Although it’s a disappointment that Michael Schumacher will not return to F1 in the European Grand Prix, Ferrari’s second choice of replacement – Luca Badoer – is an interesting one.
Not everyone’s happy about it, though – Spanish motorsport federation president Carlos Gracia has criticised Ferrari’s decision to pick Badoer over their other test driver, Spaniard Marc Gene, who has more recent F1 experience:
It is one of the most absurd things that the people in charge of Ferrari have ever decided. I consider Gene to be better prepared and would have though that winning the Le Mans 24 Hours in June – the first time that a Spanish driver has shown himself capable of racing for victory in the race – would have been an important factor for Ferrari.
Gracia is probably worried about the consequences for the European Grand Prix at Valencia next week: ticket sales were already poor and the suspension of Fernando Alonso’s team won’t have helped. Now the return of Schumacher has turned out to be a false dawn and many of the thousands who rushed to buy tickets for the race in the past week may now cancel. Had Ferrari chosen Gene that might have been different.
Luca di Montezemolo described his decision to put Badoer in the car as a thank-you for Badoer’s 11 years as a Ferrari test driver – but did not indicate whether he would only race as a one-off:
We have therefore decided to give Luca Badoer the chance to race for the Scuderia after he has put in so many years of hard work as a test driver.
Luca di Montezemolo

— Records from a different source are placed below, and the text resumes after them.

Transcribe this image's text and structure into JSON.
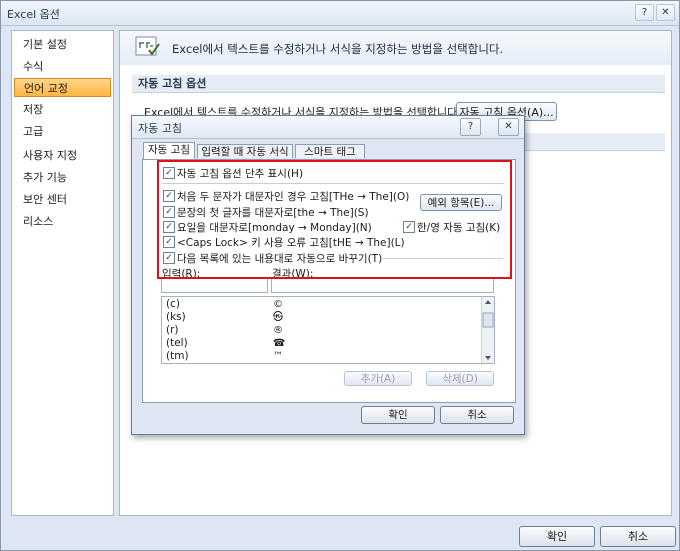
{
  "window": {
    "title": "Excel 옵션",
    "help_glyph": "?",
    "close_glyph": "✕"
  },
  "sidebar": {
    "items": [
      {
        "label": "기본 설정"
      },
      {
        "label": "수식"
      },
      {
        "label": "언어 교정",
        "active": true
      },
      {
        "label": "저장"
      },
      {
        "label": "고급"
      },
      {
        "label": "사용자 지정"
      },
      {
        "label": "추가 기능"
      },
      {
        "label": "보안 센터"
      },
      {
        "label": "리소스"
      }
    ]
  },
  "main": {
    "header": "Excel에서 텍스트를 수정하거나 서식을 지정하는 방법을 선택합니다.",
    "section_autocorrect": "자동 고침 옵션",
    "autocorrect_desc": "Excel에서 텍스트를 수정하거나 서식을 지정하는 방법을 선택합니다.",
    "autocorrect_button": "자동 고침 옵션(A)..."
  },
  "footer": {
    "ok": "확인",
    "cancel": "취소"
  },
  "dialog": {
    "title": "자동 고침",
    "help_glyph": "?",
    "close_glyph": "✕",
    "tabs": [
      {
        "label": "자동 고침",
        "active": true
      },
      {
        "label": "입력할 때 자동 서식"
      },
      {
        "label": "스마트 태그"
      }
    ],
    "options": {
      "show_buttons": {
        "label": "자동 고침 옵션 단추 표시(H)",
        "checked": true
      },
      "two_initial_caps": {
        "label": "처음 두 문자가 대문자인 경우 고침[THe → The](O)",
        "checked": true
      },
      "capitalize_first": {
        "label": "문장의 첫 글자를 대문자로[the → The](S)",
        "checked": true
      },
      "capitalize_days": {
        "label": "요일을 대문자로[monday → Monday](N)",
        "checked": true
      },
      "caps_lock": {
        "label": "<Caps Lock> 키 사용 오류 고침[tHE → The](L)",
        "checked": true
      },
      "korean_english": {
        "label": "한/영 자동 고침(K)",
        "checked": true
      },
      "replace_text": {
        "label": "다음 목록에 있는 내용대로 자동으로 바꾸기(T)",
        "checked": true
      }
    },
    "check_glyph": "✓",
    "exceptions_button": "예외 항목(E)...",
    "replace_label": "입력(R):",
    "with_label": "결과(W):",
    "replace_value": "",
    "with_value": "",
    "list": [
      {
        "input": "(c)",
        "result": "©"
      },
      {
        "input": "(ks)",
        "result": "㉿"
      },
      {
        "input": "(r)",
        "result": "®"
      },
      {
        "input": "(tel)",
        "result": "☎"
      },
      {
        "input": "(tm)",
        "result": "™"
      }
    ],
    "add_button": "추가(A)",
    "delete_button": "삭제(D)",
    "ok": "확인",
    "cancel": "취소"
  }
}
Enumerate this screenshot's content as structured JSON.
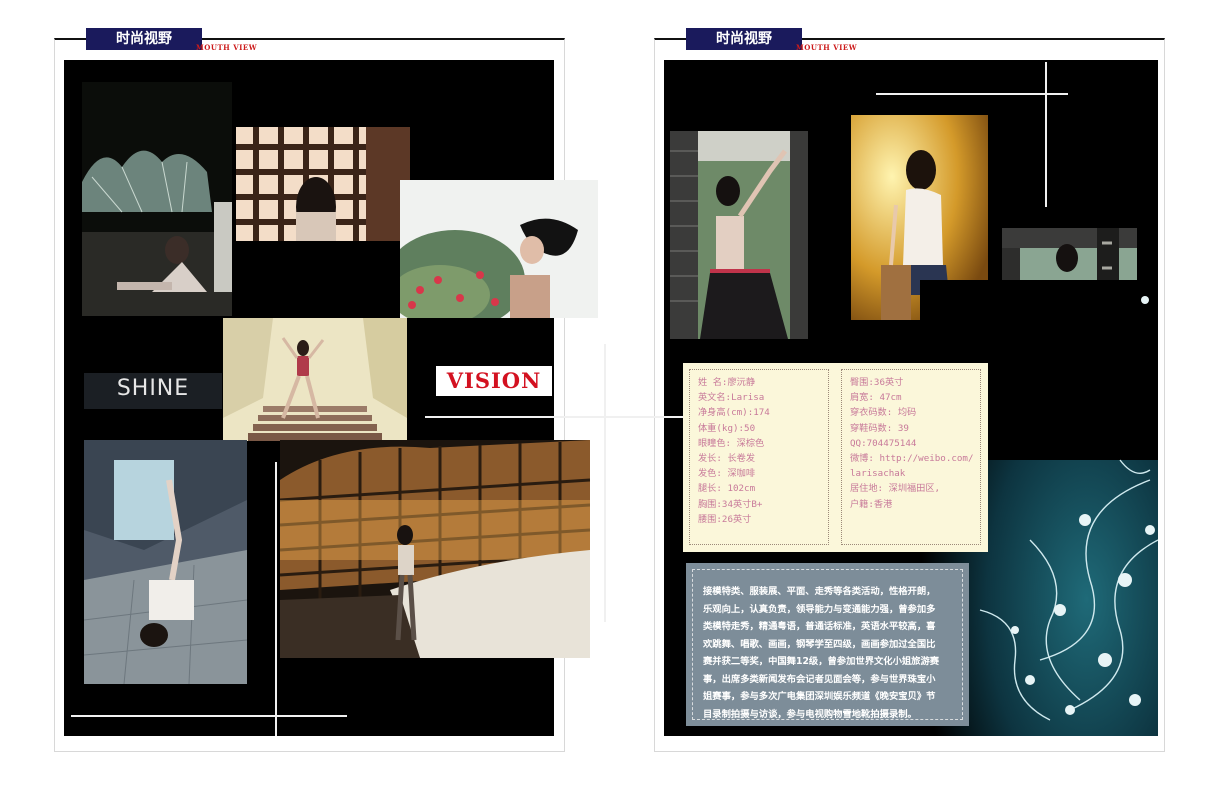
{
  "header": {
    "left": {
      "section_title": "时尚视野",
      "subtitle": "MOUTH VIEW"
    },
    "right": {
      "section_title": "时尚视野",
      "subtitle": "MOUTH VIEW"
    }
  },
  "logos": {
    "vision": "VISION",
    "shine": "SHINE"
  },
  "profile": {
    "left_column": [
      "姓 名:廖沅静",
      "英文名:Larisa",
      "净身高(cm):174",
      "体重(kg):50",
      "眼瞳色: 深棕色",
      "发长: 长卷发",
      "发色: 深咖啡",
      "腿长: 102cm",
      "胸围:34英寸B+",
      "腰围:26英寸"
    ],
    "right_column": [
      "臀围:36英寸",
      "肩宽: 47cm",
      "穿衣码数: 均码",
      "穿鞋码数: 39",
      "QQ:704475144",
      "微博: http://weibo.com/",
      "larisachak",
      "居住地: 深圳福田区,",
      "户籍:香港"
    ]
  },
  "bio": {
    "lines": [
      "接模特类、服装展、平面、走秀等各类活动，性格开朗，",
      "乐观向上，认真负责，领导能力与变通能力强，曾参加多",
      "类模特走秀，精通粤语，普通话标准，英语水平较高，喜",
      "欢跳舞、唱歌、画画，钢琴学至四级，画画参加过全国比",
      "赛并获二等奖，中国舞12级，曾参加世界文化小姐旅游赛",
      "事，出席多类新闻发布会记者见面会等，参与世界珠宝小",
      "姐赛事，参与多次广电集团深圳娱乐频道《晚安宝贝》节",
      "目录制拍摄与访谈，参与电视购物雪地靴拍摄录制。"
    ]
  },
  "colors": {
    "tab_bg": "#1a1a5c",
    "subtitle_red": "#cc1a1a",
    "vision_red": "#d31120",
    "info_bg": "#fbf7da",
    "info_text": "#c87a9a",
    "bio_bg": "#7d8d99"
  },
  "photos": [
    "photo-glass-dome-night",
    "photo-window-lattice",
    "photo-flowers-hair",
    "photo-stairs",
    "photo-lying-pose",
    "photo-building-night",
    "photo-brick-pillar",
    "photo-warm-light",
    "photo-pavilion",
    "floral-ornament"
  ]
}
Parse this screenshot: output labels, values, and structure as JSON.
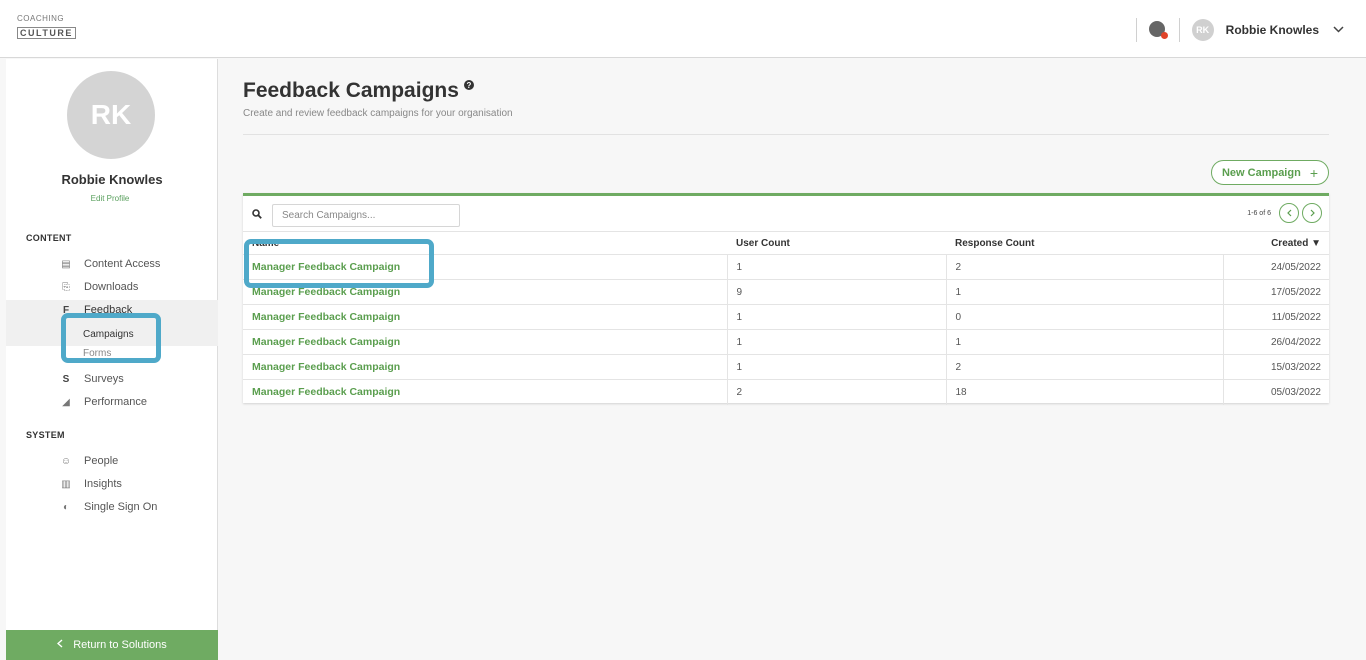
{
  "app": {
    "logo_line1": "COACHING",
    "logo_line2": "CULTURE"
  },
  "topbar": {
    "user_initials": "RK",
    "user_name": "Robbie Knowles",
    "notification_icon": "bell-icon",
    "dropdown_icon": "chevron-down-icon"
  },
  "sidebar": {
    "avatar_initials": "RK",
    "profile_name": "Robbie Knowles",
    "edit_profile": "Edit Profile",
    "content_label": "CONTENT",
    "system_label": "SYSTEM",
    "content_items": [
      {
        "label": "Content Access",
        "icon": "document-icon"
      },
      {
        "label": "Downloads",
        "icon": "download-icon"
      },
      {
        "label": "Feedback",
        "icon": "feedback-icon"
      }
    ],
    "feedback_sub": [
      {
        "label": "Campaigns"
      },
      {
        "label": "Forms"
      }
    ],
    "content_items_2": [
      {
        "label": "Surveys",
        "icon": "survey-icon"
      },
      {
        "label": "Performance",
        "icon": "performance-icon"
      }
    ],
    "system_items": [
      {
        "label": "People",
        "icon": "people-icon"
      },
      {
        "label": "Insights",
        "icon": "chart-icon"
      },
      {
        "label": "Single Sign On",
        "icon": "shield-icon"
      }
    ],
    "return_label": "Return to Solutions"
  },
  "main": {
    "title": "Feedback Campaigns",
    "subtitle": "Create and review feedback campaigns for your organisation",
    "new_campaign": "New Campaign",
    "search_placeholder": "Search Campaigns...",
    "pager_text": "1-6 of 6",
    "columns": [
      "Name",
      "User Count",
      "Response Count",
      "Created ▼"
    ],
    "rows": [
      {
        "name": "Manager Feedback Campaign",
        "user_count": "1",
        "response_count": "2",
        "created": "24/05/2022"
      },
      {
        "name": "Manager Feedback Campaign",
        "user_count": "9",
        "response_count": "1",
        "created": "17/05/2022"
      },
      {
        "name": "Manager Feedback Campaign",
        "user_count": "1",
        "response_count": "0",
        "created": "11/05/2022"
      },
      {
        "name": "Manager Feedback Campaign",
        "user_count": "1",
        "response_count": "1",
        "created": "26/04/2022"
      },
      {
        "name": "Manager Feedback Campaign",
        "user_count": "1",
        "response_count": "2",
        "created": "15/03/2022"
      },
      {
        "name": "Manager Feedback Campaign",
        "user_count": "2",
        "response_count": "18",
        "created": "05/03/2022"
      }
    ]
  },
  "colors": {
    "accent": "#6fab62",
    "highlight": "#4fa9c9"
  }
}
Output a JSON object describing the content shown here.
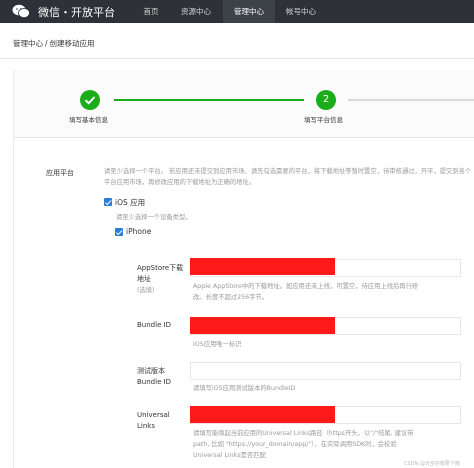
{
  "header": {
    "logo_text": "微信・开放平台",
    "nav": [
      {
        "label": "首页"
      },
      {
        "label": "资源中心"
      },
      {
        "label": "管理中心"
      },
      {
        "label": "帐号中心"
      }
    ]
  },
  "breadcrumb": {
    "parent": "管理中心",
    "separator": "/",
    "current": "创建移动应用"
  },
  "steps": [
    {
      "number": "",
      "label": "填写基本信息",
      "status": "done"
    },
    {
      "number": "2",
      "label": "填写平台信息",
      "status": "current"
    }
  ],
  "form": {
    "platform_label": "应用平台",
    "platform_hint": "请至少选择一个平台。 若应用还未提交到应用市场，请先勾选需要的平台，将下载地址等暂时置空，待审核通过，开平，提交到各个平台应用市场，再修改应用的下载地址为正确的地址。",
    "ios": {
      "label": "iOS 应用",
      "hint": "请至少选择一个设备类型。",
      "iphone_label": "iPhone"
    },
    "fields": [
      {
        "label": "AppStore下载地址",
        "sublabel": "(选填)",
        "hint_line1": "Apple AppStore中的下载地址。如应用还未上线，可置空，待应用上线后再行修",
        "hint_line2": "改。长度不超过256字节。"
      },
      {
        "label": "Bundle ID",
        "hint_line1": "iOS应用唯一标识"
      },
      {
        "label_line1": "测试版本",
        "label_line2": "Bundle ID",
        "hint_line1": "请填写iOS应用测试版本的BundleID"
      },
      {
        "label_line1": "Universal",
        "label_line2": "Links",
        "hint_line1": "请填写能唤起当前应用的Universal Links路径（https开头，以\"/\"结尾, 建议带",
        "hint_line2": "path, 比如 \"https://your_domain/app/\"），在实际调用SDK时，会校验",
        "hint_line3": "Universal Links是否匹配"
      }
    ]
  },
  "watermark": "CSDN @天空好像要下雨",
  "colors": {
    "topbar": "#2e3238",
    "accent_green": "#1aad19",
    "checkbox_blue": "#2b7bd9",
    "redaction": "#ff1a1a"
  }
}
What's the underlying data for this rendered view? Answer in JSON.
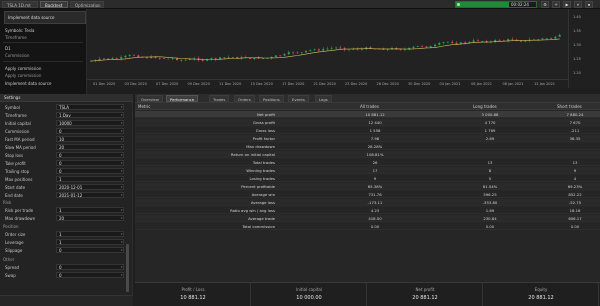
{
  "topbar": {
    "tabs": [
      {
        "label": "TSLA 1D.mt",
        "active": false
      },
      {
        "label": "Backtest",
        "active": true
      },
      {
        "label": "Optimization",
        "active": false
      }
    ],
    "progress": {
      "percent": 0.66,
      "label": "00:02:24"
    },
    "controls": [
      "⚙",
      "+",
      "▶",
      "⏸",
      "⏹"
    ]
  },
  "sidebar": {
    "popup": "Implement data source",
    "items": [
      "Symbols: Tesla",
      "Timeframe",
      "D1",
      "Commission",
      "Apply commission",
      "Apply commission",
      "Implement data source"
    ]
  },
  "chart": {
    "price_ticks": [
      "1.40",
      "1.35",
      "1.30",
      "1.25",
      "1.20"
    ],
    "time_ticks": [
      "01 Dec 2020",
      "03 Dec 2020",
      "07 Dec 2020",
      "09 Dec 2020",
      "11 Dec 2020",
      "15 Dec 2020",
      "17 Dec 2020",
      "21 Dec 2020",
      "23 Dec 2020",
      "28 Dec 2020",
      "30 Dec 2020",
      "04 Jan 2021",
      "06 Jan 2021",
      "08 Jan 2021",
      "12 Jan 2021"
    ],
    "colors": {
      "up": "#26a65b",
      "down": "#d9534f",
      "ma": "#e0c060"
    }
  },
  "left_panel": {
    "header": "Settings",
    "rows": [
      {
        "label": "Symbol",
        "value": "TSLA"
      },
      {
        "label": "Timeframe",
        "value": "1 Day"
      },
      {
        "label": "Initial capital",
        "value": "10000"
      },
      {
        "label": "Commission",
        "value": "0"
      },
      {
        "label": "Fast MA period",
        "value": "10"
      },
      {
        "label": "Slow MA period",
        "value": "20"
      },
      {
        "label": "Stop loss",
        "value": "0"
      },
      {
        "label": "Take profit",
        "value": "0"
      },
      {
        "label": "Trailing stop",
        "value": "0"
      },
      {
        "label": "Max positions",
        "value": "1"
      },
      {
        "label": "Start date",
        "value": "2020-12-01"
      },
      {
        "label": "End date",
        "value": "2021-01-12"
      }
    ],
    "section2": "Risk",
    "rows2": [
      {
        "label": "Risk per trade",
        "value": "1"
      },
      {
        "label": "Max drawdown",
        "value": "20"
      }
    ],
    "section3": "Position",
    "rows3": [
      {
        "label": "Order size",
        "value": "1"
      },
      {
        "label": "Leverage",
        "value": "1"
      },
      {
        "label": "Slippage",
        "value": "0"
      }
    ],
    "section4": "Other",
    "rows4": [
      {
        "label": "Spread",
        "value": "0"
      },
      {
        "label": "Swap",
        "value": "0"
      }
    ]
  },
  "results": {
    "tabs": [
      "Overview",
      "Performance",
      "Trades",
      "Orders",
      "Positions",
      "Events",
      "Logs"
    ],
    "headers": [
      "Metric",
      "All trades",
      "Long trades",
      "Short trades"
    ],
    "rows": [
      {
        "metric": "Net profit",
        "c1": "10 881.12",
        "c2": "3 000.88",
        "c3": "7 880.24",
        "hl": true
      },
      {
        "metric": "Gross profit",
        "c1": "12 440",
        "c2": "4 770",
        "c3": "7 670"
      },
      {
        "metric": "Gross loss",
        "c1": "1 558",
        "c2": "1 769",
        "c3": "-211"
      },
      {
        "metric": "Profit factor",
        "c1": "7.98",
        "c2": "2.69",
        "c3": "36.35"
      },
      {
        "metric": "Max drawdown",
        "c1": "28.28%",
        "c2": "",
        "c3": ""
      },
      {
        "metric": "Return on initial capital",
        "c1": "108.81%",
        "c2": "",
        "c3": ""
      },
      {
        "metric": "Total trades",
        "c1": "26",
        "c2": "13",
        "c3": "13"
      },
      {
        "metric": "Winning trades",
        "c1": "17",
        "c2": "8",
        "c3": "9"
      },
      {
        "metric": "Losing trades",
        "c1": "9",
        "c2": "5",
        "c3": "4"
      },
      {
        "metric": "Percent profitable",
        "c1": "65.38%",
        "c2": "61.54%",
        "c3": "69.23%"
      },
      {
        "metric": "Average win",
        "c1": "731.76",
        "c2": "596.25",
        "c3": "852.22"
      },
      {
        "metric": "Average loss",
        "c1": "-173.11",
        "c2": "-353.80",
        "c3": "-52.75"
      },
      {
        "metric": "Ratio avg win / avg loss",
        "c1": "4.23",
        "c2": "1.69",
        "c3": "16.16"
      },
      {
        "metric": "Average trade",
        "c1": "418.50",
        "c2": "230.84",
        "c3": "606.17"
      },
      {
        "metric": "Total commission",
        "c1": "0.00",
        "c2": "0.00",
        "c3": "0.00"
      }
    ],
    "footer": [
      {
        "label": "Profit / Loss",
        "value": "10 881.12"
      },
      {
        "label": "Initial capital",
        "value": "10 000.00"
      },
      {
        "label": "Net profit",
        "value": "20 881.12"
      },
      {
        "label": "Equity",
        "value": "20 881.12"
      }
    ]
  }
}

Badoer was passed over for a substitute role in similar circumstances in 1999 when Schumacher was injured.
Badoer and the records
If he remains in the car for further races, with Felipe Massa unlikely to return for some time, he might get the chance to do something very special: become the first Italian to race for Ferrari at Monza since Ivan Capelli in 1992.
The Italian Grand Prix at Monza is on September 13th. The last Italian to race for Ferrari at an Italian round of the world championship was Nicola Larini at Imola in 1994.
There are some other interesting records attached to Badoer. He is currently the driver to have competed in the most races without scoring a point. He started 49 events between 1993 and 1999. Brett Lunger is second with no points from 34 starts.
He made his debut in the hopeless Ferrari-engined Lola of 1993. The car was entered by the Scuderia Italia team, who packed up before the end of the season. Badoer did manage to drag the car to seventh at Imola in 1993 – but there were no points for seventh back then.
His tour of Italy’s least successful F1 teams continued with Minardi (1995) and Forti (1996). He returned to Minardi in 1999, dovetailing his race programme with test duties for Ferrari. Badoer is still best-remembered for bursting into tears after his Minardi broke down while he lay fourth in the 1999 European Grand Prix at the Nurburgring.
When Badoer, 38, returns to racing at Valencia it will be nine years, nine months and 24 days since his last Grand Prix at Suzuka in 1999. That will be the second longest ever gap between consecutive appearances for an F1 driver, beaten only by Jan Lammers. The Dutchman returned after an absence of ten years and three months when he raced for March at Suzuka in 1992.
Having not competed for so long there will inevitably be doubts over how well Badoer will perform. How do you think he will get on?